Neighborhood of a cell
A cell’s neighborhood consists of those cells adjacent to it. If you lived inside a two dimensional grid, your neighborhood would be those cells that you could see around you.
In a Cellular automaton, your state in the next generation of the simulation depends on the state of your neighborhood. This is kind of like how you might put up Christmas lights because you notice that your neighbors’ houses are covered in lights. Or, maybe you’re the type of person who purposefully keeps your home dark during the holiday season, just to be contrary to your neighbors (those jerks)1. In either case, your state depends on the state of your neighborhood, just like the state of a cell in a cellular automaton depends on the state of its neighborhood.
Depending on the cellular automaton, the neighborhood can vary in size and shape. The neighborhood shape determines your view out onto the lovely world of the grid.
In addition, the neighborhood shape defines a local network of influence. You can imagine that each cell in your neighborhood is connected by a wire to you, and that wire represents the cell’s influence on you.
Thinking about a neighborhood in this way can be useful if you want to understand the 2D grid as a graph with nodes and edges. (Idea: What if a neighborhood varied over time and space?)
Notice that we haven’t yet described how your state might depend on your neighborhood’s state — that’s up to the rules of whatever cellular automaton you might be running.

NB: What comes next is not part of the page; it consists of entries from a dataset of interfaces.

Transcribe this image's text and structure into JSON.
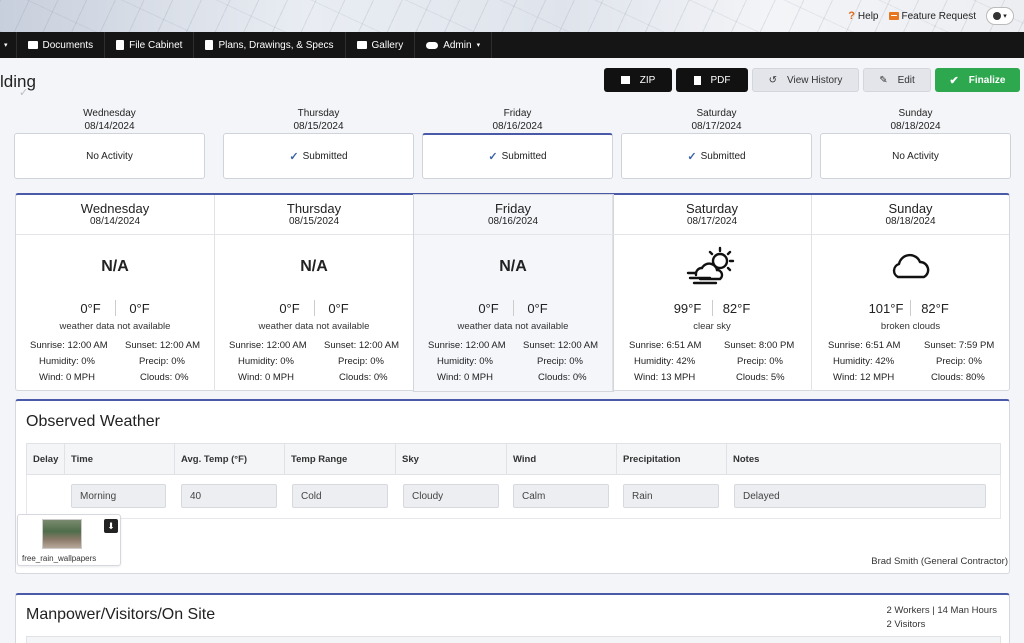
{
  "header": {
    "help": "Help",
    "feature_request": "Feature Request"
  },
  "nav": {
    "items": [
      "Documents",
      "File Cabinet",
      "Plans, Drawings, & Specs",
      "Gallery",
      "Admin"
    ]
  },
  "page": {
    "title": "lding"
  },
  "toolbar": {
    "zip": "ZIP",
    "pdf": "PDF",
    "view_history": "View History",
    "edit": "Edit",
    "finalize": "Finalize"
  },
  "days": [
    {
      "name": "Wednesday",
      "date": "08/14/2024",
      "status": "No Activity",
      "submitted": false
    },
    {
      "name": "Thursday",
      "date": "08/15/2024",
      "status": "Submitted",
      "submitted": true
    },
    {
      "name": "Friday",
      "date": "08/16/2024",
      "status": "Submitted",
      "submitted": true
    },
    {
      "name": "Saturday",
      "date": "08/17/2024",
      "status": "Submitted",
      "submitted": true
    },
    {
      "name": "Sunday",
      "date": "08/18/2024",
      "status": "No Activity",
      "submitted": false
    }
  ],
  "forecast": [
    {
      "name": "Wednesday",
      "date": "08/14/2024",
      "icon": "na",
      "na": "N/A",
      "high": "0°F",
      "low": "0°F",
      "condition": "weather data not available",
      "sunrise": "12:00 AM",
      "sunset": "12:00 AM",
      "humidity": "0%",
      "precip": "0%",
      "wind": "0 MPH",
      "clouds": "0%"
    },
    {
      "name": "Thursday",
      "date": "08/15/2024",
      "icon": "na",
      "na": "N/A",
      "high": "0°F",
      "low": "0°F",
      "condition": "weather data not available",
      "sunrise": "12:00 AM",
      "sunset": "12:00 AM",
      "humidity": "0%",
      "precip": "0%",
      "wind": "0 MPH",
      "clouds": "0%"
    },
    {
      "name": "Friday",
      "date": "08/16/2024",
      "icon": "na",
      "na": "N/A",
      "high": "0°F",
      "low": "0°F",
      "condition": "weather data not available",
      "sunrise": "12:00 AM",
      "sunset": "12:00 AM",
      "humidity": "0%",
      "precip": "0%",
      "wind": "0 MPH",
      "clouds": "0%"
    },
    {
      "name": "Saturday",
      "date": "08/17/2024",
      "icon": "sun-cloud-wind-icon",
      "na": "",
      "high": "99°F",
      "low": "82°F",
      "condition": "clear sky",
      "sunrise": "6:51 AM",
      "sunset": "8:00 PM",
      "humidity": "42%",
      "precip": "0%",
      "wind": "13 MPH",
      "clouds": "5%"
    },
    {
      "name": "Sunday",
      "date": "08/18/2024",
      "icon": "cloud-icon",
      "na": "",
      "high": "101°F",
      "low": "82°F",
      "condition": "broken clouds",
      "sunrise": "6:51 AM",
      "sunset": "7:59 PM",
      "humidity": "42%",
      "precip": "0%",
      "wind": "12 MPH",
      "clouds": "80%"
    }
  ],
  "labels": {
    "sunrise": "Sunrise:",
    "sunset": "Sunset:",
    "humidity": "Humidity:",
    "precip": "Precip:",
    "wind": "Wind:",
    "clouds": "Clouds:"
  },
  "observed": {
    "title": "Observed Weather",
    "columns": [
      "Delay",
      "Time",
      "Avg. Temp (°F)",
      "Temp Range",
      "Sky",
      "Wind",
      "Precipitation",
      "Notes"
    ],
    "row": {
      "time": "Morning",
      "avg_temp": "40",
      "temp_range": "Cold",
      "sky": "Cloudy",
      "wind": "Calm",
      "precipitation": "Rain",
      "notes": "Delayed"
    },
    "attachment": "free_rain_wallpapers",
    "author": "Brad Smith (General Contractor)"
  },
  "manpower": {
    "title": "Manpower/Visitors/On Site",
    "stats_line1": "2 Workers | 14 Man Hours",
    "stats_line2": "2 Visitors"
  }
}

See Conway’s Game of Life for a classic example of how the concept of a neighborhood is used with specific rules.
In Feedback Crystal Studio, the rules of the neighborhood can be rapidly swapped for other rules to create variations over time. In this context, the rules are defined by a Kernel, which is the same terminology used for Convolutions

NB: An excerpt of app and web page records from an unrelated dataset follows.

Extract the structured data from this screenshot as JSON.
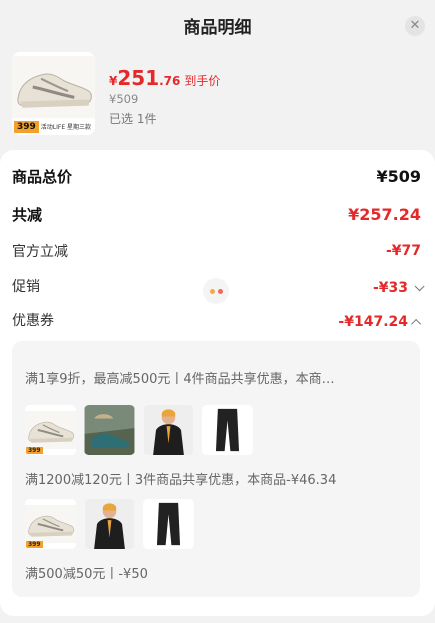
{
  "header": {
    "title": "商品明细",
    "close_glyph": "✕"
  },
  "product": {
    "price_symbol": "¥",
    "price_int": "251",
    "price_dec": ".76",
    "price_tag": "到手价",
    "original_price": "¥509",
    "selected": "已选 1件",
    "badge_price": "399",
    "badge_text": "活动LIFE 星期三款"
  },
  "summary": {
    "total_label": "商品总价",
    "total_value": "¥509",
    "reduce_label": "共减",
    "reduce_value": "¥257.24",
    "official_label": "官方立减",
    "official_value": "-¥77",
    "promo_label": "促销",
    "promo_value": "-¥33",
    "coupon_label": "优惠券",
    "coupon_value": "-¥147.24"
  },
  "coupons": {
    "line1": "满1享9折，最高减500元丨4件商品共享优惠，本商…",
    "line2": "满1200减120元丨3件商品共享优惠，本商品-¥46.34",
    "line3": "满500减50元丨-¥50",
    "thumb_badge": "399"
  },
  "colors": {
    "accent": "#e5292a",
    "panel": "#ffffff",
    "background": "#f2f2f2"
  }
}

Or, maybe like me, you don’t own a home at all. But let’s fantasize that we are home owners for the sake of the analogy. ↩︎